The Patent Office acknowledged several of John Alison's inventions.

In 1878, carts belonging to the farm stopped outside the Laurie Arms in Romford for refreshments. Thomas Keene distracted the drivers by reading from a newspaper.  Meanwhile, Henry and William Packer removed coal from the back of the vehicles and threw it into a nearby garden. The three labourers may have got away with what the Chelmsford Chronicle described as a 'DARING ROBBERY', but Edmund Martin witnessed what was happening and promptly reported their crime to the police. Constable Wood apprehended the prisoners, The three protested their innocence, but when the coal they had hidden got discovered, they were remanded and brought up on charges.

Romford Market was regularly visited by local farmers to buy and sell stock. Drawing by H. Wallis 1833.

Auctions were held in 1889 when John Alison decided to sell up the farms

Alison attempted to take advantage of the Agricultural Holdings Act and claimed 2,605 13s. 6d. for buildings and improvements, and for the inexhaustible value of manure put on the land. The Crown counter-claimed for 4,678 0s. 8d., citing dilapidation, foul land, and breeches of contract, stating that the farms were in a poor state due to bad farming methods. Gas lime, a by-product in the purification of town gas, had been used instead of manure, and improvements to buildings had been made without planning permission.

 Adjudicator, Mr. E.P. Squarey, weighed up evidence. With large sums involved other farmers paid close attention especially those in the process of selling their own farms. Thomas Champness, representing Mr. Alison, and Mr. J.W. Komaly, for the Crown, waited for the ruling. The verdict favoured the Crown. Alison had to pay 3,475 12s. 8d. in damages, it being discovered that the gas-lime had little value as manure.
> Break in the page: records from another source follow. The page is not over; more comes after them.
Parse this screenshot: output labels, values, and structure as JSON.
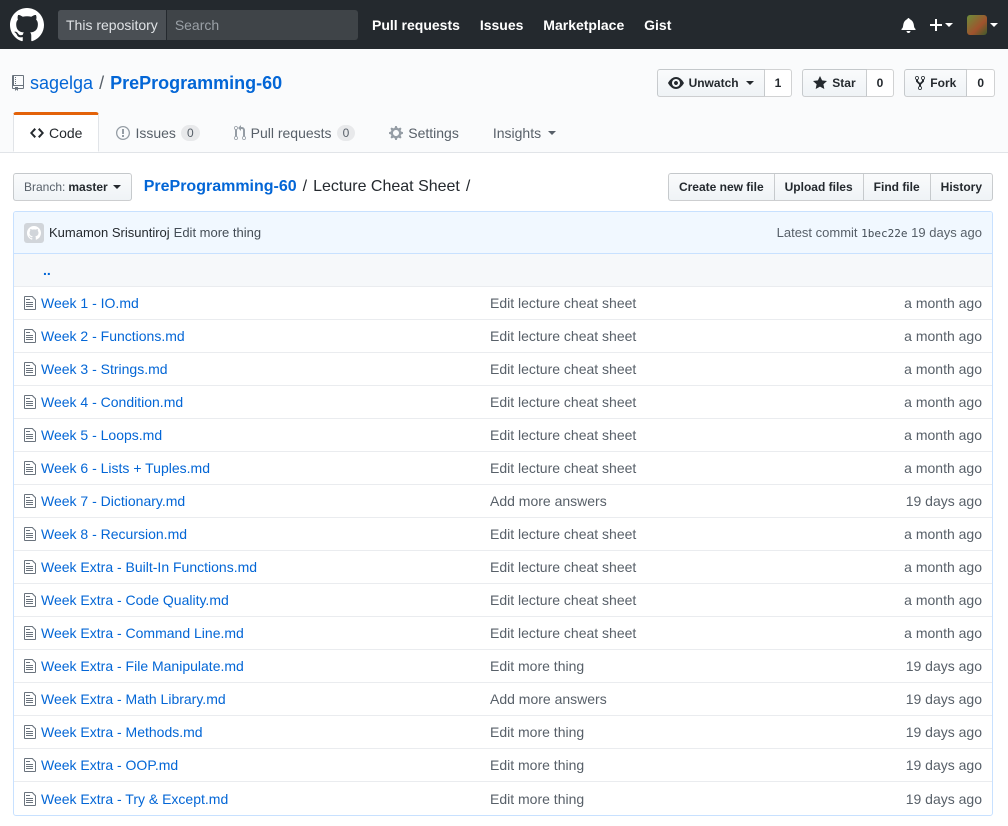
{
  "header": {
    "search_scope": "This repository",
    "search_placeholder": "Search",
    "nav": [
      "Pull requests",
      "Issues",
      "Marketplace",
      "Gist"
    ],
    "icons": [
      "github-logo-icon",
      "bell-icon",
      "plus-icon",
      "avatar"
    ]
  },
  "repo": {
    "owner": "sagelga",
    "separator": "/",
    "name": "PreProgramming-60",
    "watch_label": "Unwatch",
    "watch_count": "1",
    "star_label": "Star",
    "star_count": "0",
    "fork_label": "Fork",
    "fork_count": "0"
  },
  "tabs": [
    {
      "label": "Code",
      "counter": null,
      "icon": "code-icon"
    },
    {
      "label": "Issues",
      "counter": "0",
      "icon": "issue-icon"
    },
    {
      "label": "Pull requests",
      "counter": "0",
      "icon": "pr-icon"
    },
    {
      "label": "Settings",
      "counter": null,
      "icon": "gear-icon"
    },
    {
      "label": "Insights",
      "counter": null,
      "icon": null
    }
  ],
  "file_nav": {
    "branch_prefix": "Branch:",
    "branch": "master",
    "breadcrumb_root": "PreProgramming-60",
    "breadcrumb_sep": "/",
    "breadcrumb_current": "Lecture Cheat Sheet",
    "breadcrumb_trailing": "/",
    "actions": [
      "Create new file",
      "Upload files",
      "Find file",
      "History"
    ]
  },
  "commit": {
    "author": "Kumamon Srisuntiroj",
    "message": "Edit more thing",
    "latest_label": "Latest commit",
    "sha": "1bec22e",
    "age": "19 days ago"
  },
  "up_dir": "..",
  "files": [
    {
      "name": "Week 1 - IO.md",
      "message": "Edit lecture cheat sheet",
      "age": "a month ago"
    },
    {
      "name": "Week 2 - Functions.md",
      "message": "Edit lecture cheat sheet",
      "age": "a month ago"
    },
    {
      "name": "Week 3 - Strings.md",
      "message": "Edit lecture cheat sheet",
      "age": "a month ago"
    },
    {
      "name": "Week 4 - Condition.md",
      "message": "Edit lecture cheat sheet",
      "age": "a month ago"
    },
    {
      "name": "Week 5 - Loops.md",
      "message": "Edit lecture cheat sheet",
      "age": "a month ago"
    },
    {
      "name": "Week 6 - Lists + Tuples.md",
      "message": "Edit lecture cheat sheet",
      "age": "a month ago"
    },
    {
      "name": "Week 7 - Dictionary.md",
      "message": "Add more answers",
      "age": "19 days ago"
    },
    {
      "name": "Week 8 - Recursion.md",
      "message": "Edit lecture cheat sheet",
      "age": "a month ago"
    },
    {
      "name": "Week Extra - Built-In Functions.md",
      "message": "Edit lecture cheat sheet",
      "age": "a month ago"
    },
    {
      "name": "Week Extra - Code Quality.md",
      "message": "Edit lecture cheat sheet",
      "age": "a month ago"
    },
    {
      "name": "Week Extra - Command Line.md",
      "message": "Edit lecture cheat sheet",
      "age": "a month ago"
    },
    {
      "name": "Week Extra - File Manipulate.md",
      "message": "Edit more thing",
      "age": "19 days ago"
    },
    {
      "name": "Week Extra - Math Library.md",
      "message": "Add more answers",
      "age": "19 days ago"
    },
    {
      "name": "Week Extra - Methods.md",
      "message": "Edit more thing",
      "age": "19 days ago"
    },
    {
      "name": "Week Extra - OOP.md",
      "message": "Edit more thing",
      "age": "19 days ago"
    },
    {
      "name": "Week Extra - Try & Except.md",
      "message": "Edit more thing",
      "age": "19 days ago"
    }
  ]
}
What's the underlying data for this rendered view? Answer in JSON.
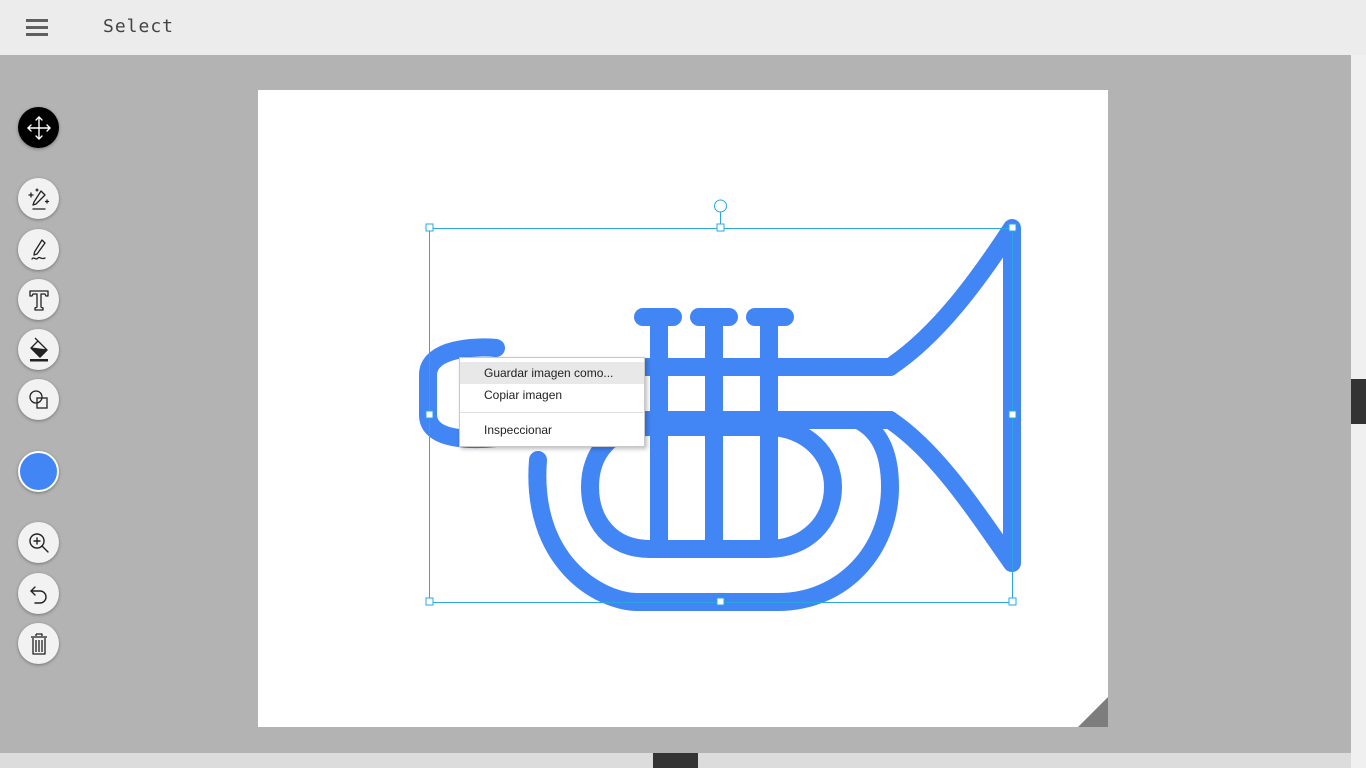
{
  "toolbar": {
    "title": "Select",
    "menu_icon": "hamburger-menu-icon"
  },
  "tools": [
    {
      "name": "move-tool",
      "icon": "move-arrows-icon",
      "active": true
    },
    {
      "name": "magic-draw-tool",
      "icon": "magic-pen-icon"
    },
    {
      "name": "pen-tool",
      "icon": "pen-icon"
    },
    {
      "name": "text-tool",
      "icon": "text-t-icon"
    },
    {
      "name": "fill-tool",
      "icon": "paint-bucket-icon"
    },
    {
      "name": "shape-tool",
      "icon": "shapes-icon"
    },
    {
      "name": "zoom-tool",
      "icon": "zoom-in-icon"
    },
    {
      "name": "undo-tool",
      "icon": "undo-icon"
    },
    {
      "name": "delete-tool",
      "icon": "trash-icon"
    }
  ],
  "colors": {
    "current_color": "#4285f4",
    "selection_color": "#29a8e0",
    "active_tool_bg": "#000000"
  },
  "canvas": {
    "drawing": "trumpet-illustration"
  },
  "context_menu": {
    "items": [
      {
        "label": "Guardar imagen como...",
        "hover": true
      },
      {
        "label": "Copiar imagen"
      },
      {
        "label": "Inspeccionar"
      }
    ]
  }
}
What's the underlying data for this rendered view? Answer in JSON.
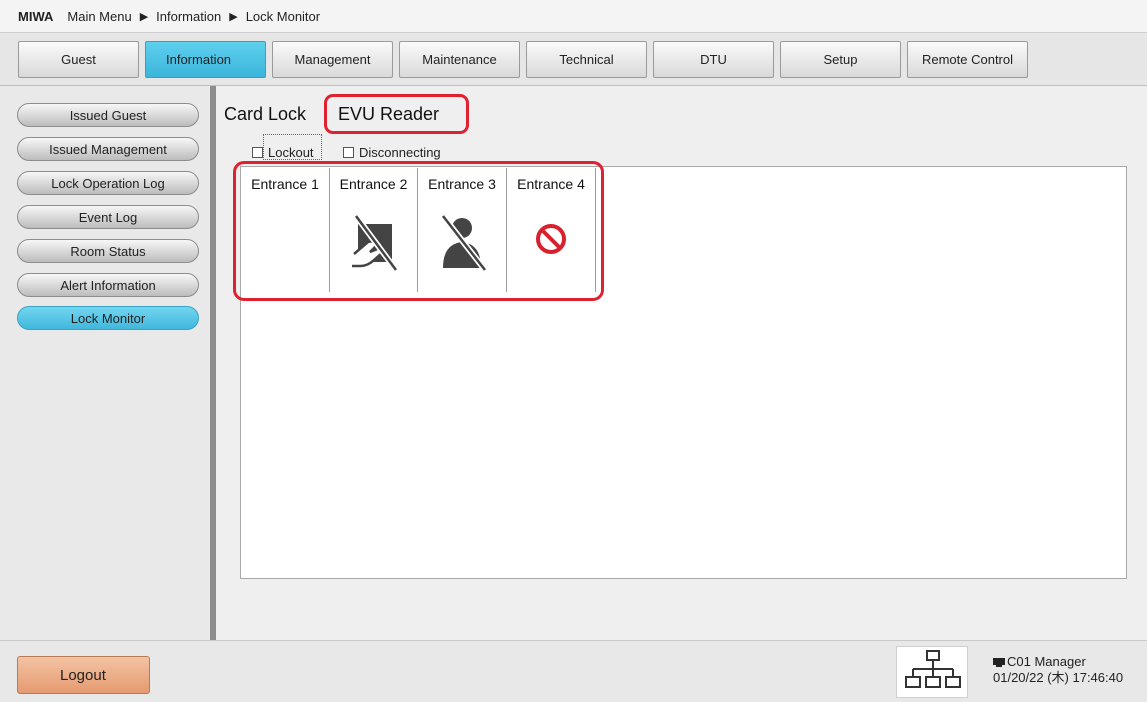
{
  "breadcrumb": {
    "brand": "MIWA",
    "items": [
      "Main Menu",
      "Information",
      "Lock Monitor"
    ],
    "separator": "▶"
  },
  "menu": {
    "tabs": [
      {
        "label": "Guest",
        "active": false
      },
      {
        "label": "Information",
        "active": true
      },
      {
        "label": "Management",
        "active": false
      },
      {
        "label": "Maintenance",
        "active": false
      },
      {
        "label": "Technical",
        "active": false
      },
      {
        "label": "DTU",
        "active": false
      },
      {
        "label": "Setup",
        "active": false
      },
      {
        "label": "Remote Control",
        "active": false
      }
    ]
  },
  "sidebar": {
    "items": [
      {
        "label": "Issued Guest",
        "active": false
      },
      {
        "label": "Issued Management",
        "active": false
      },
      {
        "label": "Lock Operation Log",
        "active": false
      },
      {
        "label": "Event Log",
        "active": false
      },
      {
        "label": "Room Status",
        "active": false
      },
      {
        "label": "Alert Information",
        "active": false
      },
      {
        "label": "Lock Monitor",
        "active": true
      }
    ]
  },
  "subtabs": {
    "card_lock": "Card Lock",
    "evu_reader": "EVU Reader"
  },
  "filters": {
    "lockout": {
      "label": "Lockout",
      "checked": false
    },
    "disconnecting": {
      "label": "Disconnecting",
      "checked": false
    }
  },
  "entrances": [
    {
      "label": "Entrance 1",
      "icon": "none"
    },
    {
      "label": "Entrance 2",
      "icon": "card-reader-disabled-icon"
    },
    {
      "label": "Entrance 3",
      "icon": "person-disabled-icon"
    },
    {
      "label": "Entrance 4",
      "icon": "prohibited-icon"
    }
  ],
  "footer": {
    "logout_label": "Logout",
    "terminal": "C01 Manager",
    "datetime": "01/20/22 (木) 17:46:40"
  },
  "colors": {
    "active_tab": "#3bb5dc",
    "highlight": "#e0212f",
    "logout": "#e59a70"
  }
}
No doubt, John Alison, cursed the day he heard of Agricultural Holdings Act and it probably made other farmers think twice before putting in their own claims.